Type out the data below in its entirety, exactly as given.

> [Extracted data entries]

---

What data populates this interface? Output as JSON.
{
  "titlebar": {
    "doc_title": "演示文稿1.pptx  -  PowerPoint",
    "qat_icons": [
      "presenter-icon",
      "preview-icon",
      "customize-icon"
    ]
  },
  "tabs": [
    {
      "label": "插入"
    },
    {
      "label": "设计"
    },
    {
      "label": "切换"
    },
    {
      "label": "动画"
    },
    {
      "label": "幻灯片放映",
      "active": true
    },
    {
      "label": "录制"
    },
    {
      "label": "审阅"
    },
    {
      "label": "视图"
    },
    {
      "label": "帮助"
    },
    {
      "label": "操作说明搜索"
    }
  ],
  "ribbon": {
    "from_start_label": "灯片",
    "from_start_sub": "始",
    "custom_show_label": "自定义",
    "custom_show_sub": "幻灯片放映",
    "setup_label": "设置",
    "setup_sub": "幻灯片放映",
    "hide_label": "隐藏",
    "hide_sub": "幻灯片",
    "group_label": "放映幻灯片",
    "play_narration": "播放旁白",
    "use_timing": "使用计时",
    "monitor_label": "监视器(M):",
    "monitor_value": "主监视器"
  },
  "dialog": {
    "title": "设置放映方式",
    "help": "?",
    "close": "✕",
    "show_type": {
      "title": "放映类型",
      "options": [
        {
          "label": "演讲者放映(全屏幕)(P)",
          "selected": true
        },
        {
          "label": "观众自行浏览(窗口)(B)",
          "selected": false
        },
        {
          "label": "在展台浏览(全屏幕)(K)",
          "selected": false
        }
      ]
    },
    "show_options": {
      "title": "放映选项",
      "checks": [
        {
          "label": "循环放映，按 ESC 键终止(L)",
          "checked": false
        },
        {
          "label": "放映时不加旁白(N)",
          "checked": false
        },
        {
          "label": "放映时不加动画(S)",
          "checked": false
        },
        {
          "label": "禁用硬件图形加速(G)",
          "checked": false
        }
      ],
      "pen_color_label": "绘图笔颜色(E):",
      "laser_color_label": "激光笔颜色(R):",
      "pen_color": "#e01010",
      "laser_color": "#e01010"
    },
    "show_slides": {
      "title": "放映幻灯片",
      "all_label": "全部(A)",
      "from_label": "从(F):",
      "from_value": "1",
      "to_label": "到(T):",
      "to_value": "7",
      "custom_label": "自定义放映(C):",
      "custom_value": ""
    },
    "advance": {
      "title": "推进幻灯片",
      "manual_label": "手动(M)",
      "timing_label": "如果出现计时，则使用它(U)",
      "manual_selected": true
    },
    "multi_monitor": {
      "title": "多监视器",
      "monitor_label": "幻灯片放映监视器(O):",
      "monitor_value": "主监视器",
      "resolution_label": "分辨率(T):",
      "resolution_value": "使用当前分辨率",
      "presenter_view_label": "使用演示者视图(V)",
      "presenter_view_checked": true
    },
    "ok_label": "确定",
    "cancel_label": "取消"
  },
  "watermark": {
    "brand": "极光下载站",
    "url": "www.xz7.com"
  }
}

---

> [Response to the task]
What data populates this interface? Output as JSON.
{
  "titlebar": {
    "doc_title": "演示文稿1.pptx  -  PowerPoint",
    "qat_icons": [
      "presenter-icon",
      "preview-icon",
      "customize-icon"
    ]
  },
  "tabs": [
    {
      "label": "插入"
    },
    {
      "label": "设计"
    },
    {
      "label": "切换"
    },
    {
      "label": "动画"
    },
    {
      "label": "幻灯片放映",
      "active": true
    },
    {
      "label": "录制"
    },
    {
      "label": "审阅"
    },
    {
      "label": "视图"
    },
    {
      "label": "帮助"
    },
    {
      "label": "操作说明搜索"
    }
  ],
  "ribbon": {
    "from_start_label": "灯片",
    "from_start_sub": "始",
    "custom_show_label": "自定义",
    "custom_show_sub": "幻灯片放映",
    "setup_label": "设置",
    "setup_sub": "幻灯片放映",
    "hide_label": "隐藏",
    "hide_sub": "幻灯片",
    "group_label": "放映幻灯片",
    "play_narration": "播放旁白",
    "use_timing": "使用计时",
    "monitor_label": "监视器(M):",
    "monitor_value": "主监视器"
  },
  "dialog": {
    "title": "设置放映方式",
    "help": "?",
    "close": "✕",
    "show_type": {
      "title": "放映类型",
      "options": [
        {
          "label": "演讲者放映(全屏幕)(P)",
          "selected": true
        },
        {
          "label": "观众自行浏览(窗口)(B)",
          "selected": false
        },
        {
          "label": "在展台浏览(全屏幕)(K)",
          "selected": false
        }
      ]
    },
    "show_options": {
      "title": "放映选项",
      "checks": [
        {
          "label": "循环放映，按 ESC 键终止(L)",
          "checked": false
        },
        {
          "label": "放映时不加旁白(N)",
          "checked": false
        },
        {
          "label": "放映时不加动画(S)",
          "checked": false
        },
        {
          "label": "禁用硬件图形加速(G)",
          "checked": false
        }
      ],
      "pen_color_label": "绘图笔颜色(E):",
      "laser_color_label": "激光笔颜色(R):",
      "pen_color": "#e01010",
      "laser_color": "#e01010"
    },
    "show_slides": {
      "title": "放映幻灯片",
      "all_label": "全部(A)",
      "from_label": "从(F):",
      "from_value": "1",
      "to_label": "到(T):",
      "to_value": "7",
      "custom_label": "自定义放映(C):",
      "custom_value": ""
    },
    "advance": {
      "title": "推进幻灯片",
      "manual_label": "手动(M)",
      "timing_label": "如果出现计时，则使用它(U)",
      "manual_selected": true
    },
    "multi_monitor": {
      "title": "多监视器",
      "monitor_label": "幻灯片放映监视器(O):",
      "monitor_value": "主监视器",
      "resolution_label": "分辨率(T):",
      "resolution_value": "使用当前分辨率",
      "presenter_view_label": "使用演示者视图(V)",
      "presenter_view_checked": true
    },
    "ok_label": "确定",
    "cancel_label": "取消"
  },
  "watermark": {
    "brand": "极光下载站",
    "url": "www.xz7.com"
  }
}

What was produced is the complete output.